### What to do
Scan the material below for the string "Kolejowa", and copy every line where it shows up.

### Excerpted data
+===+
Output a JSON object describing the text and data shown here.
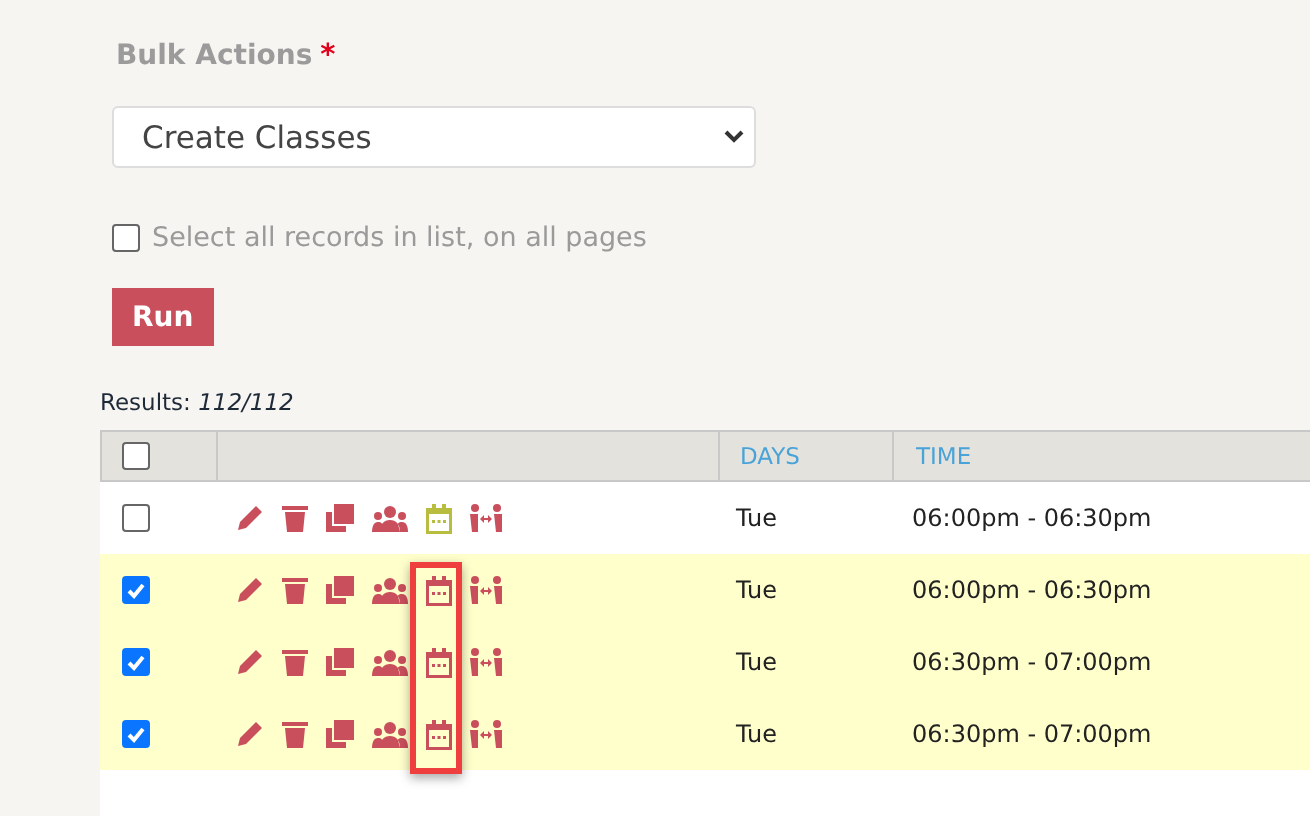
{
  "bulk_actions": {
    "label": "Bulk Actions",
    "required_mark": "*",
    "value": "Create Classes"
  },
  "select_all": {
    "label": "Select all records in list, on all pages",
    "checked": false
  },
  "run_button": "Run",
  "results": {
    "label": "Results:",
    "count": "112/112"
  },
  "table": {
    "header_checked": false,
    "columns": [
      "DAYS",
      "TIME"
    ],
    "rows": [
      {
        "selected": false,
        "highlighted": false,
        "calendar": {
          "color": "#b9bd3f"
        },
        "days": "Tue",
        "time": "06:00pm - 06:30pm"
      },
      {
        "selected": true,
        "highlighted": true,
        "calendar": {
          "color": "#c94f5d"
        },
        "days": "Tue",
        "time": "06:00pm - 06:30pm"
      },
      {
        "selected": true,
        "highlighted": true,
        "calendar": {
          "color": "#c94f5d"
        },
        "days": "Tue",
        "time": "06:30pm - 07:00pm"
      },
      {
        "selected": true,
        "highlighted": true,
        "calendar": {
          "color": "#c94f5d"
        },
        "days": "Tue",
        "time": "06:30pm - 07:00pm"
      }
    ]
  }
}
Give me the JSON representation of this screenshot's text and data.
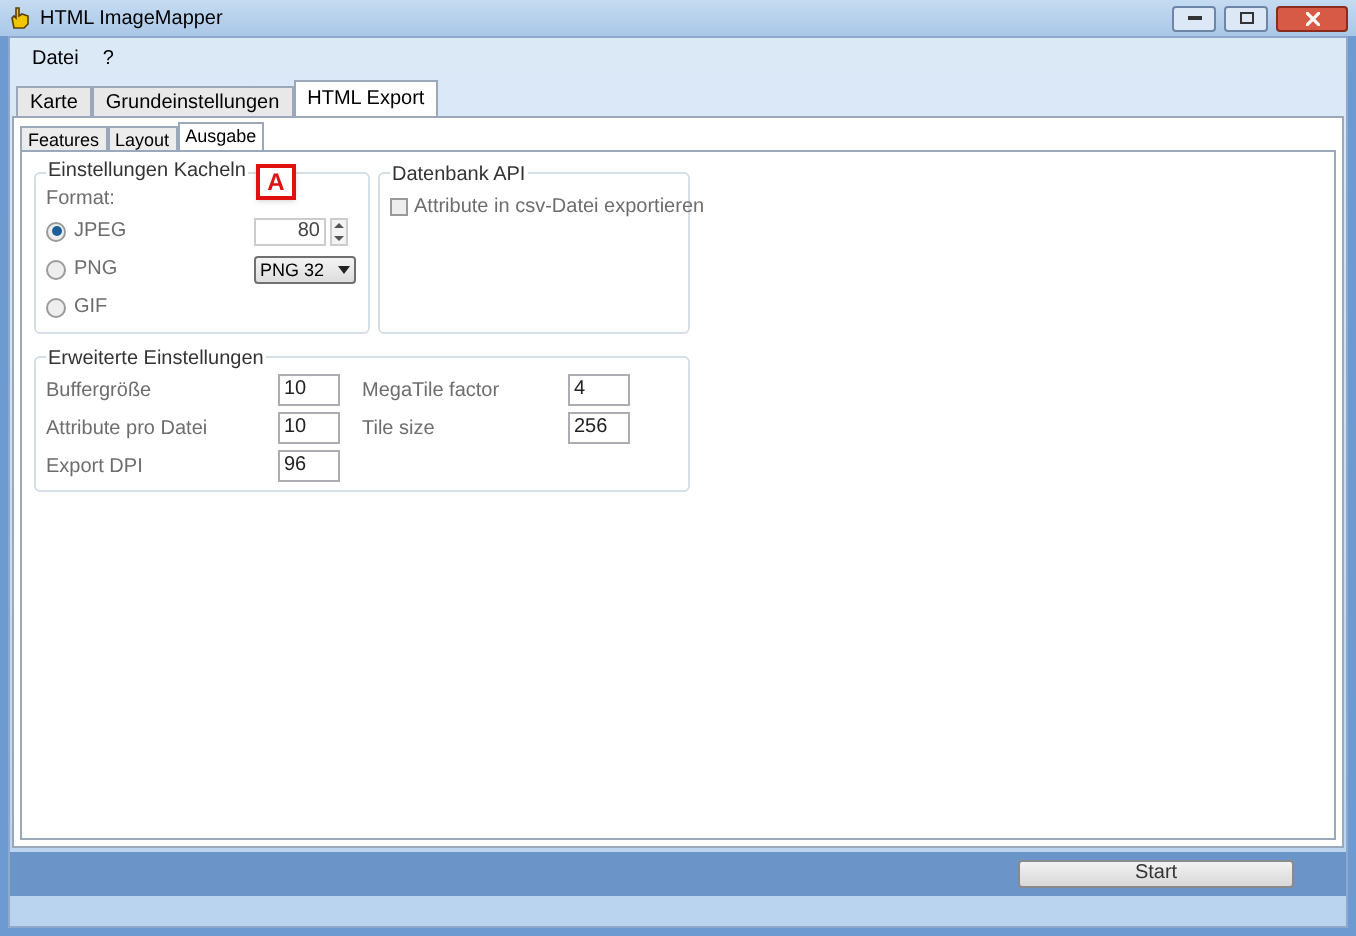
{
  "window": {
    "title": "HTML ImageMapper"
  },
  "menu": [
    "Datei",
    "?"
  ],
  "tabs": [
    {
      "label": "Karte",
      "selected": false
    },
    {
      "label": "Grundeinstellungen",
      "selected": false
    },
    {
      "label": "HTML Export",
      "selected": true
    }
  ],
  "subtabs": [
    {
      "label": "Features",
      "selected": false
    },
    {
      "label": "Layout",
      "selected": false
    },
    {
      "label": "Ausgabe",
      "selected": true
    }
  ],
  "tiles": {
    "title": "Einstellungen Kacheln",
    "badge": "A",
    "format_label": "Format:",
    "formats": [
      {
        "label": "JPEG",
        "selected": true
      },
      {
        "label": "PNG",
        "selected": false
      },
      {
        "label": "GIF",
        "selected": false
      }
    ],
    "jpeg_quality": "80",
    "png_type": "PNG 32"
  },
  "database": {
    "title": "Datenbank API",
    "checkbox": {
      "label": "Attribute in csv-Datei exportieren",
      "checked": false
    }
  },
  "advanced": {
    "title": "Erweiterte Einstellungen",
    "left": [
      {
        "label": "Buffergröße",
        "value": "10"
      },
      {
        "label": "Attribute pro Datei",
        "value": "10"
      },
      {
        "label": "Export DPI",
        "value": "96"
      }
    ],
    "right": [
      {
        "label": "MegaTile factor",
        "value": "4"
      },
      {
        "label": "Tile size",
        "value": "256"
      }
    ]
  },
  "start_button": "Start"
}
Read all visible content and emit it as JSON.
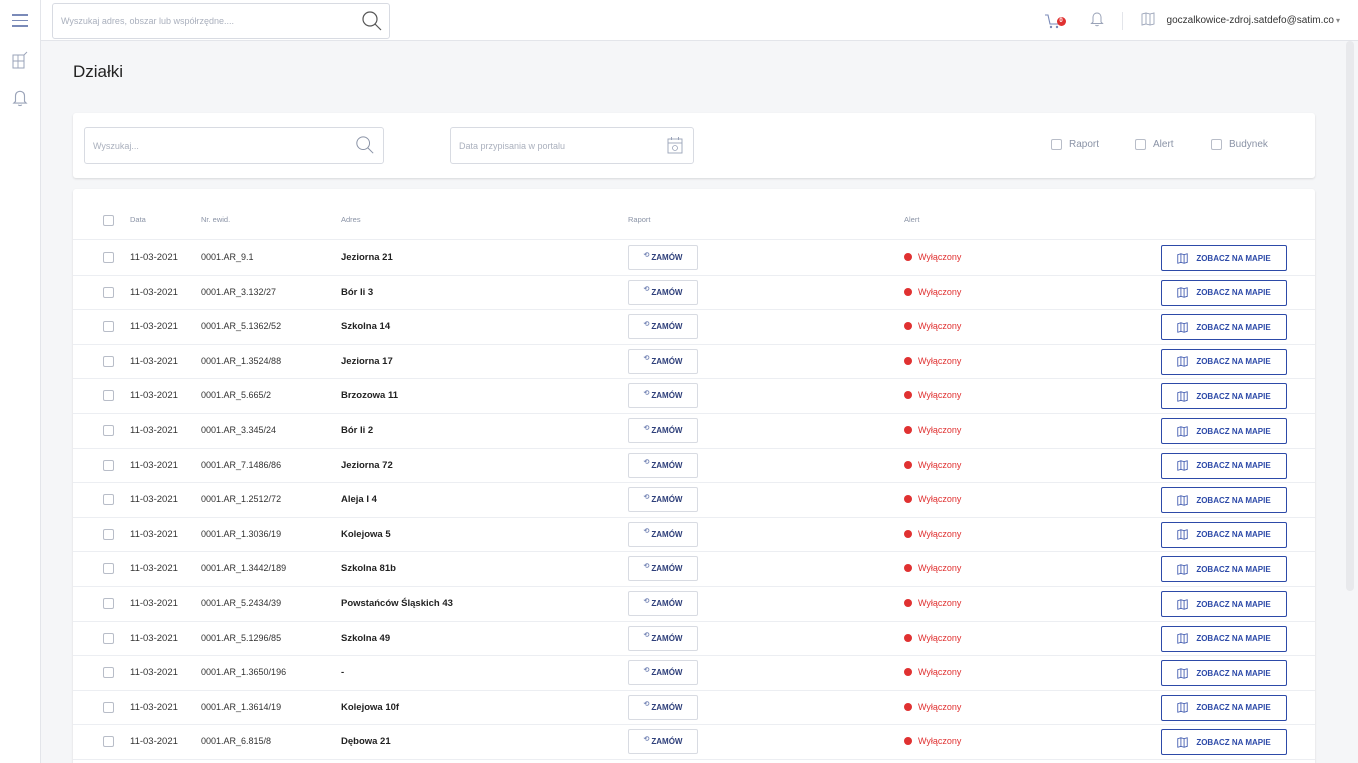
{
  "topbar": {
    "search_placeholder": "Wyszukaj adres, obszar lub współrzędne....",
    "cart_count": "0",
    "user_email": "goczalkowice-zdroj.satdefo@satim.co",
    "user_caret": "▾"
  },
  "page": {
    "title": "Działki"
  },
  "filters": {
    "search_placeholder": "Wyszukaj...",
    "date_placeholder": "Data przypisania w portalu",
    "checkboxes": [
      "Raport",
      "Alert",
      "Budynek"
    ]
  },
  "table": {
    "headers": {
      "date": "Data",
      "nr": "Nr. ewid.",
      "address": "Adres",
      "report": "Raport",
      "alert": "Alert"
    },
    "order_label": "ZAMÓW",
    "map_label": "ZOBACZ NA MAPIE",
    "rows": [
      {
        "date": "11-03-2021",
        "nr": "0001.AR_9.1",
        "address": "Jeziorna 21",
        "alert": "Wyłączony"
      },
      {
        "date": "11-03-2021",
        "nr": "0001.AR_3.132/27",
        "address": "Bór Ii 3",
        "alert": "Wyłączony"
      },
      {
        "date": "11-03-2021",
        "nr": "0001.AR_5.1362/52",
        "address": "Szkolna 14",
        "alert": "Wyłączony"
      },
      {
        "date": "11-03-2021",
        "nr": "0001.AR_1.3524/88",
        "address": "Jeziorna 17",
        "alert": "Wyłączony"
      },
      {
        "date": "11-03-2021",
        "nr": "0001.AR_5.665/2",
        "address": "Brzozowa 11",
        "alert": "Wyłączony"
      },
      {
        "date": "11-03-2021",
        "nr": "0001.AR_3.345/24",
        "address": "Bór Ii 2",
        "alert": "Wyłączony"
      },
      {
        "date": "11-03-2021",
        "nr": "0001.AR_7.1486/86",
        "address": "Jeziorna 72",
        "alert": "Wyłączony"
      },
      {
        "date": "11-03-2021",
        "nr": "0001.AR_1.2512/72",
        "address": "Aleja I 4",
        "alert": "Wyłączony"
      },
      {
        "date": "11-03-2021",
        "nr": "0001.AR_1.3036/19",
        "address": "Kolejowa 5",
        "alert": "Wyłączony"
      },
      {
        "date": "11-03-2021",
        "nr": "0001.AR_1.3442/189",
        "address": "Szkolna 81b",
        "alert": "Wyłączony"
      },
      {
        "date": "11-03-2021",
        "nr": "0001.AR_5.2434/39",
        "address": "Powstańców Śląskich 43",
        "alert": "Wyłączony"
      },
      {
        "date": "11-03-2021",
        "nr": "0001.AR_5.1296/85",
        "address": "Szkolna 49",
        "alert": "Wyłączony"
      },
      {
        "date": "11-03-2021",
        "nr": "0001.AR_1.3650/196",
        "address": "-",
        "alert": "Wyłączony"
      },
      {
        "date": "11-03-2021",
        "nr": "0001.AR_1.3614/19",
        "address": "Kolejowa 10f",
        "alert": "Wyłączony"
      },
      {
        "date": "11-03-2021",
        "nr": "0001.AR_6.815/8",
        "address": "Dębowa 21",
        "alert": "Wyłączony"
      }
    ]
  },
  "colors": {
    "accent": "#2d4aa8",
    "alert_red": "#e03131",
    "muted": "#8a93a6"
  }
}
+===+
### Written solution
        "address": "Kolejowa 5",
        "address": "Kolejowa 10f",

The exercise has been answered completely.